Freemasonry has inspired many offshoot Masonic groups, which offer a unique extension of the essential member experience. From the playful personality of the Shriners to the expanded degree lessons of the York Rite, the Knights Templar, and the well-known Scottish Rite, here’s an introduction to Masonic appendant bodies and other affiliated organizations.

The Appendant Bodies of Freemasonry

Masonic appendant bodies, sometimes called concordant bodies, are extensions of Freemasonry. To belong to any of them, first, candidates must already have earned the three degrees of Masonry. From there, they have the option to join as many of these organizations as they like. (Several appendant bodies include women who have a Masonic connection.)

Some Freemasons join several such groups because they discover it’s a way to go deeper into an aspect of the fraternity that interests them. Other members prefer to focus their attention on their original blue (or “craft”) lodge. It’s personal to the individual.

Here are some of the best known Masonic appendant bodies in the U.S., from the Scottish Rite and York Rite to the Eastern Star:

  • Scottish Rite: If you’ve heard of a 33rd degree Mason, you’ve heard of the Scottish Rite. The organization – which didn’t actually originate in Scotland – offers “high degrees” that expand and elaborate upon the lessons of Masonry’s first three degrees. The group gained pop culture fame with Dan Brown’s novel (and now, streaming series) The Lost Symbol. Learn more. 
  • York Rite: The order, which is most popular in the United States, is comprised of three bodies: the Royal Arch Chapter, the Royal and Select Master Council, and the Knights Templar Commandery, which is based on the story of the Knights Templar medieval warriors. (Yes, the same Knights Templar sensationalized in Dan Brown’s The Da Vinci Code.) Learn more.
  • Shriners International: Ever enjoyed the Shriners’ red fezzes and tiny-car antics in your local parades, or known a child who received care from a Shriners children’s hospital? The Shrine is a Masonic social group with a reputation for fun, and a legacy of high-profile charity work. Learn more.
  • Order of the Eastern Star (OES): OES was the first membership organization in the U.S. that gave women a voice on a national scale. It’s open to Master Masons and female relatives, spouses, and descendants of Master Masons.

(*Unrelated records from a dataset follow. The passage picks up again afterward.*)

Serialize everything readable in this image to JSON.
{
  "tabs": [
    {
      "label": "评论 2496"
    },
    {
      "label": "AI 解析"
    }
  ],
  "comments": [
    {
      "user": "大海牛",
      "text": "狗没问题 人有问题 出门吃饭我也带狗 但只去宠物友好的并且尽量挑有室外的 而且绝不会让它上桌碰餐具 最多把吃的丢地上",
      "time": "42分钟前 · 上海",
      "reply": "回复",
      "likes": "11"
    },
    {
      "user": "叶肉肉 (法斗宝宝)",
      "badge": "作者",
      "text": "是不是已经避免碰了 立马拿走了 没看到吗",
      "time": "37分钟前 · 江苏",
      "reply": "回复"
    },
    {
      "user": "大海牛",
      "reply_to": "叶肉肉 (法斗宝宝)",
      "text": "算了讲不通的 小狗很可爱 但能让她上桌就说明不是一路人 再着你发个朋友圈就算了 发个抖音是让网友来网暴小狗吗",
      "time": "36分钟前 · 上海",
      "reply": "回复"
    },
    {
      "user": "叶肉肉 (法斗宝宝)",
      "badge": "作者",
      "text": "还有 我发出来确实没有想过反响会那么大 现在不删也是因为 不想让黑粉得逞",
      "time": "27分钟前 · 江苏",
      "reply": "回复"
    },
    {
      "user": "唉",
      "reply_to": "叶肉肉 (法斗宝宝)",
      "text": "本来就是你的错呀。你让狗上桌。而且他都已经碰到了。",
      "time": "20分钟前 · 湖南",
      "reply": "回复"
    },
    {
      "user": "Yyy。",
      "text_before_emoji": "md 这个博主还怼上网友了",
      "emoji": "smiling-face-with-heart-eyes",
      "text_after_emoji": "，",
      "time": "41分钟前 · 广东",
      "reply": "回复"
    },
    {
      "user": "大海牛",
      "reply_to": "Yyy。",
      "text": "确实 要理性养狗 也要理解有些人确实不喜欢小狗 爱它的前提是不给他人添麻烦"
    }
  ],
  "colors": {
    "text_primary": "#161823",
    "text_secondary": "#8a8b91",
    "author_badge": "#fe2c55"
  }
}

Learn more
  • High Twelve: Along with life lessons, Freemasonry is about friendship. This social club for Master Masons meets regularly to enjoy fellowship and support Masonic causes. Learn more.
  • National Sojourners: This organization is designed especially for Master Masons who have served active duty in the U.S. armed forces. Learn more.
  • Order of the Amaranth: This coed group is open to Master Masons as well as women who have with a connection to Masonry. Learn more.
  • White Shrine of Jerusalem: While all Masonic orders require belief in a Supreme Being, the White Shrine specifically requires belief in Jesus Christ. Its membership is coed, including both Master Masons and women with a Masonic connection. Learn more.

These groups often get together for shared events and to support one another, adding to the friendship and fun that’s at the heart of Freemasonry.

Want to connect with these organizations in California? Check out our list of Masonic orders or appendant bodies in California.

Masonic Youth Orders

In the years following World War I, Masons in the United States helped establish a trio of youth groups, dedicated to young men and women age 10 to 21.

These youth orders remain an important way for young people to get involved in their communities while developing leadership and teamwork skills. More information is available at

Other Masonic Orders and Affiliated Organizations

The groups listed below are not formally associated with the Grand Lodge of California, although in some cases they have partnered together.